I’ve taught both these books. One-Eyed Cat is a particularly wonderful book which examines the complexity of emotions like remorse and guilt.
But she’s not “just” a YA or children’s author. She’s been called the greatest writer of novels for adults by Jonathan Franzen (read here), but I can’t vouch for those as I haven’t (yet) read them.
She’s a memoirist, but I’m not sure Borrowed Finery (one of her two memoirs) is a memoir.
I just finished reading the book last night. What a life! I was enthralled, following the details of Fox’s life, as she was moved about from person to person, city to city, even living in Cuba for a year and a half. Fox is 91 years old, and the book takes place up to the point that she is 21 years old, except for a short section at the end, so the book is not an exhaustive autobiography–probably why it’s called a memoir. Nevertheless, it didn’t feel like a memoir. There wasn’t a strong MDQ driving the book. Occasionally, it is even anecdotal. That said, I was fascinated, both by the events and by her exquisite sentences.
Her mother abandoned her at birth; she was a cruel woman who seemed to blame infant (and child) daughter for the loss of her “spring.” Her father and mother were married, and the father complied with the mother’s wishes. He also seemed to be quite cruel and a severe alcoholic, although as a child Fox was obsessed with him. One of the first times Fox was with her parents, they asked her to order from room service. When the meal came, she realized she had forgotten to order milk and mentioned it. Her father took the tray of food and threw it out the window.

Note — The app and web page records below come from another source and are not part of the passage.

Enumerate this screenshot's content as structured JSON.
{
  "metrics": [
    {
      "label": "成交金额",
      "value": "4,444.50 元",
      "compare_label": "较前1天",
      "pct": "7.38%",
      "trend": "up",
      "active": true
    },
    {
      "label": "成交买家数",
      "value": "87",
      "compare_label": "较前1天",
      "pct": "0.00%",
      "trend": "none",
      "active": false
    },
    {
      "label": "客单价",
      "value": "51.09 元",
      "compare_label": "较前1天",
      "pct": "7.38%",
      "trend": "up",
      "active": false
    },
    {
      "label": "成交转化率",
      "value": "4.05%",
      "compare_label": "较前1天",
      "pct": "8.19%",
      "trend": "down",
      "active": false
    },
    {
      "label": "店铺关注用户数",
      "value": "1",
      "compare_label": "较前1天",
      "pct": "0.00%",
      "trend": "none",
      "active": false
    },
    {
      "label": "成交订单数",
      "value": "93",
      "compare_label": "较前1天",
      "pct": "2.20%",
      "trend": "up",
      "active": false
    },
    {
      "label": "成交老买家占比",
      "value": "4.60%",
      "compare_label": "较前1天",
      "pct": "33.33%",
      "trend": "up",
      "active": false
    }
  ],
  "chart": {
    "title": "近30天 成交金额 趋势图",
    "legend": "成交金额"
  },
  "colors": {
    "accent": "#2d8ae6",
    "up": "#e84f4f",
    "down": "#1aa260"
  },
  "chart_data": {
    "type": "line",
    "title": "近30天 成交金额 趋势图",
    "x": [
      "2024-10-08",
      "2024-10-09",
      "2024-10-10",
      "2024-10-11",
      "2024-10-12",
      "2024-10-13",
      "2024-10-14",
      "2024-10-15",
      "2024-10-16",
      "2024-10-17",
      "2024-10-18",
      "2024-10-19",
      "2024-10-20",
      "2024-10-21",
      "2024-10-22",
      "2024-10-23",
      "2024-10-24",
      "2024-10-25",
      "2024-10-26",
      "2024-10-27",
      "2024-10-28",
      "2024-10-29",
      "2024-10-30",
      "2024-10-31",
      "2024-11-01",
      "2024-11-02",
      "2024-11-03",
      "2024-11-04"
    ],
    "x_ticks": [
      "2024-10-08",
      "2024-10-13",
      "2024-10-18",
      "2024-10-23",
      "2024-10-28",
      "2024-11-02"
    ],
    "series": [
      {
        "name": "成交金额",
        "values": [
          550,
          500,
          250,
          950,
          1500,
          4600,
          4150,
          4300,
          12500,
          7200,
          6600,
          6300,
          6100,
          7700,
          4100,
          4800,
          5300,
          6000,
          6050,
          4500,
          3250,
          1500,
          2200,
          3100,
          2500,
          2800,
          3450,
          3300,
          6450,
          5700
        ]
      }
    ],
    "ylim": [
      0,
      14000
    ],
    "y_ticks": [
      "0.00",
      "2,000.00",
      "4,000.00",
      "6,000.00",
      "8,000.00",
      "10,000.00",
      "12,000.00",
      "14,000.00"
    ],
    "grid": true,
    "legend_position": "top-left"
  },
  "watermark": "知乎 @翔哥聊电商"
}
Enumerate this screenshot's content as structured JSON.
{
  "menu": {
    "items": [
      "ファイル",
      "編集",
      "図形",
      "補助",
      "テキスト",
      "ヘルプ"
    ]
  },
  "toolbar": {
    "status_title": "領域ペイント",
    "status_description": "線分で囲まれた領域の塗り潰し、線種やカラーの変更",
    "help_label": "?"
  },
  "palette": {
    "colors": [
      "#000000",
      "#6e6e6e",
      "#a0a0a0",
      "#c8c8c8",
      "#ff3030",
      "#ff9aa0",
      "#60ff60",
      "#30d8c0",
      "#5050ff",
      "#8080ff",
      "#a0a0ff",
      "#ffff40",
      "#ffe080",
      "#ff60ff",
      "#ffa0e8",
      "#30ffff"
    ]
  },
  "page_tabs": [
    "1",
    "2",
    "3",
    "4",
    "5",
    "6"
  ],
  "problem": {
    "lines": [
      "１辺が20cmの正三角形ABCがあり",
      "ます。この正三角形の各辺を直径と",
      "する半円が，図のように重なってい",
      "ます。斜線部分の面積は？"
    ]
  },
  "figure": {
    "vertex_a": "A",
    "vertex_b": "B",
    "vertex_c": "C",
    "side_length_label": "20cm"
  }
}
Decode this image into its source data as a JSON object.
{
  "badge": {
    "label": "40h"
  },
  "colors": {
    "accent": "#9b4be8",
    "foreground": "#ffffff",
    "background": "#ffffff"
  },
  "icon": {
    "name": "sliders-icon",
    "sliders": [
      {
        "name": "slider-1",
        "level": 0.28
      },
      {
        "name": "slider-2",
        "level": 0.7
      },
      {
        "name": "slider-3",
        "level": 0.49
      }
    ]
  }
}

Many people are familiar with some basics of Fox’s life. For instance, when she was 21 she gave birth to a baby girl. Linda was the result of a one-night stand, although Fox had already been married to someone else. Fox despaired of being able to take care of her daughter and gave her up for adoption–only to almost immediately change her mind. She was told it was too late to change her mind (it wasn’t). Eventually, Fox was reunited with adult Linda and they have a good relationship. Linda is the mother of three daughters. Two of the granddaughters Fox has a great relationship with. The other granddaughter through Linda is Courtney Love, who Paula does not think is a good person. It does make me wonder if Love inherited a gene passed on to Linda from Fox from her own horrible mother.
Although I know that an unknown writer can’t publish a memoir that relies on chronology and anecdote in the way that Fox’s can, I did learn many things from her book. Just soaking up her elegant phrasing makes me aspire to write better. Then I also saw that she easily moved forward in time when she wanted to “tie up” an anecdote. With her graceful style, I really had to pay attention to even notice such a move.
One of the hallmarks of memoir is the double eye–the protagonist at the moment the events occur and the older, wiser protagonist reflecting upon those events. In that respect, Fox’s book is a stunning memoir. In one scene, her father spanks her for coming into her parents’ bedroom. In reality, he’s upset that she saw him with another woman in the bed. The African-American maid speaks up to defend Fox.
Years later, when I thought about her–and I thought about her often–about how much she had had to overcome in the way of an enforced and habitual discretion, how a sense of justice in her had outweighed the risk–I realized how brave she had been.
If you prefer books with a strong and fast-paced through-line you might find this book too lyrical. But if you’re willing to sit down and let a writer with a perfect sense of timing guide you, you will appreciate the story of Fox’s early life.